## PROBLEM
Locate the word "title" in the data below, then copy every line that holds it.

## Collection entries
▬▬▬▬▬▬▬▬▬▬

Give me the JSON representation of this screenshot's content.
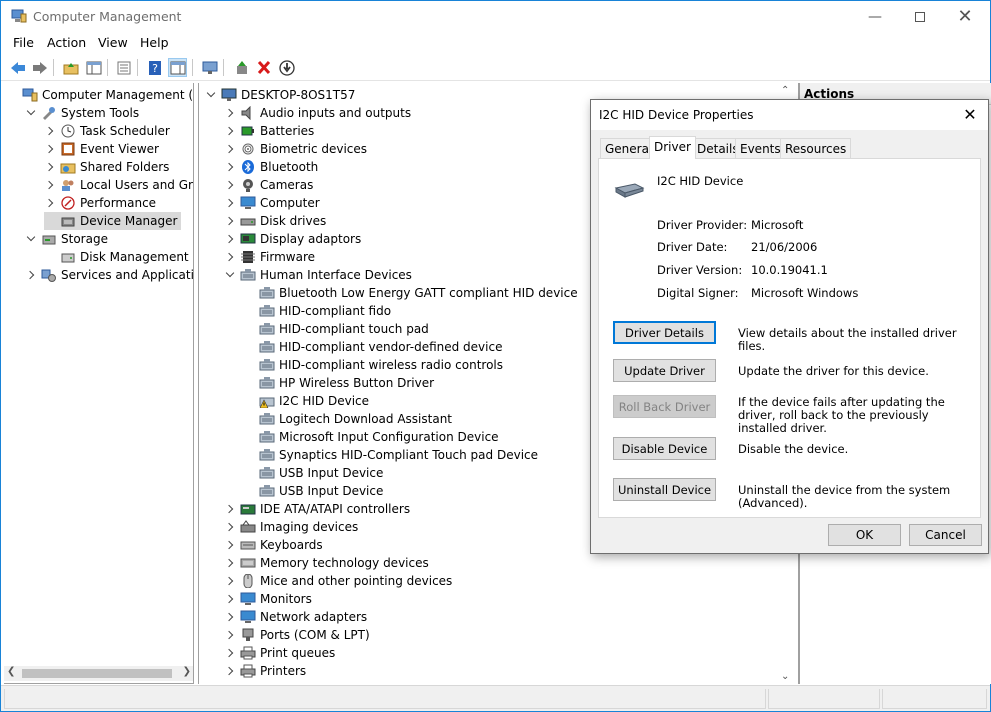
{
  "window": {
    "title": "Computer Management"
  },
  "menu": [
    "File",
    "Action",
    "View",
    "Help"
  ],
  "left_tree": [
    {
      "label": "Computer Management (Local",
      "level": 0,
      "expander": "none",
      "icon": "computer-management-icon"
    },
    {
      "label": "System Tools",
      "level": 1,
      "expander": "open",
      "icon": "tools-icon"
    },
    {
      "label": "Task Scheduler",
      "level": 2,
      "expander": "closed",
      "icon": "clock-icon"
    },
    {
      "label": "Event Viewer",
      "level": 2,
      "expander": "closed",
      "icon": "event-viewer-icon"
    },
    {
      "label": "Shared Folders",
      "level": 2,
      "expander": "closed",
      "icon": "shared-folder-icon"
    },
    {
      "label": "Local Users and Groups",
      "level": 2,
      "expander": "closed",
      "icon": "users-icon"
    },
    {
      "label": "Performance",
      "level": 2,
      "expander": "closed",
      "icon": "performance-icon"
    },
    {
      "label": "Device Manager",
      "level": 2,
      "expander": "none",
      "icon": "device-manager-icon",
      "selected": true
    },
    {
      "label": "Storage",
      "level": 1,
      "expander": "open",
      "icon": "storage-icon"
    },
    {
      "label": "Disk Management",
      "level": 2,
      "expander": "none",
      "icon": "disk-icon"
    },
    {
      "label": "Services and Applications",
      "level": 1,
      "expander": "closed",
      "icon": "services-icon"
    }
  ],
  "device_tree": [
    {
      "label": "DESKTOP-8OS1T57",
      "level": 0,
      "expander": "open",
      "icon": "computer-icon"
    },
    {
      "label": "Audio inputs and outputs",
      "level": 1,
      "expander": "closed",
      "icon": "speaker-icon"
    },
    {
      "label": "Batteries",
      "level": 1,
      "expander": "closed",
      "icon": "battery-icon"
    },
    {
      "label": "Biometric devices",
      "level": 1,
      "expander": "closed",
      "icon": "fingerprint-icon"
    },
    {
      "label": "Bluetooth",
      "level": 1,
      "expander": "closed",
      "icon": "bluetooth-icon"
    },
    {
      "label": "Cameras",
      "level": 1,
      "expander": "closed",
      "icon": "camera-icon"
    },
    {
      "label": "Computer",
      "level": 1,
      "expander": "closed",
      "icon": "monitor-icon"
    },
    {
      "label": "Disk drives",
      "level": 1,
      "expander": "closed",
      "icon": "disk-drive-icon"
    },
    {
      "label": "Display adaptors",
      "level": 1,
      "expander": "closed",
      "icon": "display-adapter-icon"
    },
    {
      "label": "Firmware",
      "level": 1,
      "expander": "closed",
      "icon": "firmware-icon"
    },
    {
      "label": "Human Interface Devices",
      "level": 1,
      "expander": "open",
      "icon": "hid-icon"
    },
    {
      "label": "Bluetooth Low Energy GATT compliant HID device",
      "level": 2,
      "expander": "none",
      "icon": "hid-icon"
    },
    {
      "label": "HID-compliant fido",
      "level": 2,
      "expander": "none",
      "icon": "hid-icon"
    },
    {
      "label": "HID-compliant touch pad",
      "level": 2,
      "expander": "none",
      "icon": "hid-icon"
    },
    {
      "label": "HID-compliant vendor-defined device",
      "level": 2,
      "expander": "none",
      "icon": "hid-icon"
    },
    {
      "label": "HID-compliant wireless radio controls",
      "level": 2,
      "expander": "none",
      "icon": "hid-icon"
    },
    {
      "label": "HP Wireless Button Driver",
      "level": 2,
      "expander": "none",
      "icon": "hid-icon"
    },
    {
      "label": "I2C HID Device",
      "level": 2,
      "expander": "none",
      "icon": "hid-warning-icon"
    },
    {
      "label": "Logitech Download Assistant",
      "level": 2,
      "expander": "none",
      "icon": "hid-icon"
    },
    {
      "label": "Microsoft Input Configuration Device",
      "level": 2,
      "expander": "none",
      "icon": "hid-icon"
    },
    {
      "label": "Synaptics HID-Compliant Touch pad Device",
      "level": 2,
      "expander": "none",
      "icon": "hid-icon"
    },
    {
      "label": "USB Input Device",
      "level": 2,
      "expander": "none",
      "icon": "hid-icon"
    },
    {
      "label": "USB Input Device",
      "level": 2,
      "expander": "none",
      "icon": "hid-icon"
    },
    {
      "label": "IDE ATA/ATAPI controllers",
      "level": 1,
      "expander": "closed",
      "icon": "ide-icon"
    },
    {
      "label": "Imaging devices",
      "level": 1,
      "expander": "closed",
      "icon": "scanner-icon"
    },
    {
      "label": "Keyboards",
      "level": 1,
      "expander": "closed",
      "icon": "keyboard-icon"
    },
    {
      "label": "Memory technology devices",
      "level": 1,
      "expander": "closed",
      "icon": "memory-icon"
    },
    {
      "label": "Mice and other pointing devices",
      "level": 1,
      "expander": "closed",
      "icon": "mouse-icon"
    },
    {
      "label": "Monitors",
      "level": 1,
      "expander": "closed",
      "icon": "monitor-icon"
    },
    {
      "label": "Network adapters",
      "level": 1,
      "expander": "closed",
      "icon": "network-icon"
    },
    {
      "label": "Ports (COM & LPT)",
      "level": 1,
      "expander": "closed",
      "icon": "port-icon"
    },
    {
      "label": "Print queues",
      "level": 1,
      "expander": "closed",
      "icon": "printer-icon"
    },
    {
      "label": "Printers",
      "level": 1,
      "expander": "closed",
      "icon": "printer-icon"
    }
  ],
  "actions": {
    "title": "Actions"
  },
  "dialog": {
    "title": "I2C HID Device Properties",
    "tabs": [
      "General",
      "Driver",
      "Details",
      "Events",
      "Resources"
    ],
    "active_tab": "Driver",
    "device_name": "I2C HID Device",
    "fields": [
      {
        "label": "Driver Provider:",
        "value": "Microsoft"
      },
      {
        "label": "Driver Date:",
        "value": "21/06/2006"
      },
      {
        "label": "Driver Version:",
        "value": "10.0.19041.1"
      },
      {
        "label": "Digital Signer:",
        "value": "Microsoft Windows"
      }
    ],
    "buttons": [
      {
        "label": "Driver Details",
        "desc": "View details about the installed driver files.",
        "state": "focused"
      },
      {
        "label": "Update Driver",
        "desc": "Update the driver for this device.",
        "state": "normal"
      },
      {
        "label": "Roll Back Driver",
        "desc": "If the device fails after updating the driver, roll back to the previously installed driver.",
        "state": "disabled"
      },
      {
        "label": "Disable Device",
        "desc": "Disable the device.",
        "state": "normal"
      },
      {
        "label": "Uninstall Device",
        "desc": "Uninstall the device from the system (Advanced).",
        "state": "normal"
      }
    ],
    "ok_label": "OK",
    "cancel_label": "Cancel"
  },
  "colors": {
    "accent": "#0078d7",
    "selected": "#d9d9d9",
    "border": "#1883d7"
  }
}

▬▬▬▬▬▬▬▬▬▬

## TASK RESPONSE
    "title": "Computer Management"
    "title": "Actions"
    "title": "I2C HID Device Properties",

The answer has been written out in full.